  5. Be Humble – I never saw myself as arrogant. Confident, yes, but never arrogant.  But when it came time to work with clients with less budget and different processes, I had a moment (internally mind you, my mama taught me well) thinking why on earth are they doing it this way…we used to do this…and that… What I learned is that when you don’t have an average sell of $100K or your margin isn’t 80% you have to make different choices. You have to create processes that work for your company at the size you are and cash flow you have. Granted I used my big corporate experience to help my clients, but often times I learned more from them on different ways to achieve the same goal. You must be adaptable and humble to make it outside the BIG C….

These tips will come in handy when you take that leap so that you cannot only survive outside the big enterprise but thrive.  If you are considering making a leap…contact me…I will help you quit your job and open your mind to new ways of working and new ways of taking control of your career.

If you have other tips, please share them in the comments section!

About the author

Melissa Kennedy

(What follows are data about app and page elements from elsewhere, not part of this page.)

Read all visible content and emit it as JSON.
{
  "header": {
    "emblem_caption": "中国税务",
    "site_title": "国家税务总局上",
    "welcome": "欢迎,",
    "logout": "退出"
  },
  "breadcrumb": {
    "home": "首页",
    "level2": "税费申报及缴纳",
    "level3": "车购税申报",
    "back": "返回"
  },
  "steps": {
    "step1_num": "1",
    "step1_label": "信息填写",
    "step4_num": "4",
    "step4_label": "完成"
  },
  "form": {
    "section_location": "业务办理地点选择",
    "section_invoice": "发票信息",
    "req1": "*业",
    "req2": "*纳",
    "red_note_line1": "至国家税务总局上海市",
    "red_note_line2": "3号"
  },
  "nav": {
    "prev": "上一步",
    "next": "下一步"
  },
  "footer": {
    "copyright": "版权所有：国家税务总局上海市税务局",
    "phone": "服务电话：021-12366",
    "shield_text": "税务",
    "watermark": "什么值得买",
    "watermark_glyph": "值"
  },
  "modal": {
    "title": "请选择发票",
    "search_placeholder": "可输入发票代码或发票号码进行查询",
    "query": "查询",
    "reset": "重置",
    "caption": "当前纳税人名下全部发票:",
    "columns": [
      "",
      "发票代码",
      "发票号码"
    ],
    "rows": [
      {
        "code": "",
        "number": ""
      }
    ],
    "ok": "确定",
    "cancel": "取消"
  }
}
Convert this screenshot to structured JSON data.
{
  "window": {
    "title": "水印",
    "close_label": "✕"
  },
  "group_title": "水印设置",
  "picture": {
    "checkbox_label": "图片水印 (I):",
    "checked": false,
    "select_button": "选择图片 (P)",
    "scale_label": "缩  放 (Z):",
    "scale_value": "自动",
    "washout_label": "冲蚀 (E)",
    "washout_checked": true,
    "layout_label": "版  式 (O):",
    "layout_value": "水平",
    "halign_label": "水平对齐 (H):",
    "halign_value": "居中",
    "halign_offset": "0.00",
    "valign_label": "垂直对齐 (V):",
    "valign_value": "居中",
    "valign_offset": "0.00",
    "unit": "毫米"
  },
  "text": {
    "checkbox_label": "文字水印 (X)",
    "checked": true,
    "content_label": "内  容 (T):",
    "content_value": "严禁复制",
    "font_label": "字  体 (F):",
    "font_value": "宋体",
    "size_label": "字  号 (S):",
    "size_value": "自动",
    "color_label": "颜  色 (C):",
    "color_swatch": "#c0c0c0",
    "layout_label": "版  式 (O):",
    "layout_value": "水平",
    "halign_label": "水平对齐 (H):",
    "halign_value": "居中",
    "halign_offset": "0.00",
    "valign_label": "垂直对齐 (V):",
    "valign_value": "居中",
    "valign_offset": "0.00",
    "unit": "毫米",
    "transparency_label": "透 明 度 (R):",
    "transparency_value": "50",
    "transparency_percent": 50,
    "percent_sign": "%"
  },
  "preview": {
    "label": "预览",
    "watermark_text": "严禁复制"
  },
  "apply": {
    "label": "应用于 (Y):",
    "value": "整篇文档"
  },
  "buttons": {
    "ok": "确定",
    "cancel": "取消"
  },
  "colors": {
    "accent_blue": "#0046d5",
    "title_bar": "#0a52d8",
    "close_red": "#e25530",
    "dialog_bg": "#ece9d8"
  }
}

I am an innovative, practical problem-solver with an MBA. Pioneered one of the first social media strategic plans for a Fortune 100 company, including monthly online TV program viewed by 120,000 customers. Created a scalable channel marketing service model and established a new customer communication channel through partner web syndication. Developed marketing plan for start-up technology firm. Launched first comprehensive marketing campaign for major science and technology university's $1 Billion fund-raising effort. Award-winning performance for 15 years across functions, industries and organizations.

My passion for results goes beyond professional pursuits. I am a global facilitator and co-organizer of Startup Weekends and serve as an advocate and volunteer for many local charities including Food Bank of Central/Eastern NC, North Carolina International Affairs Council and Connected Women of North Carolina. Plus, I have served as the President for the Triangle Interactive Marketing Association,

Leave a Reply

Your email address will not be published. Required fields are marked *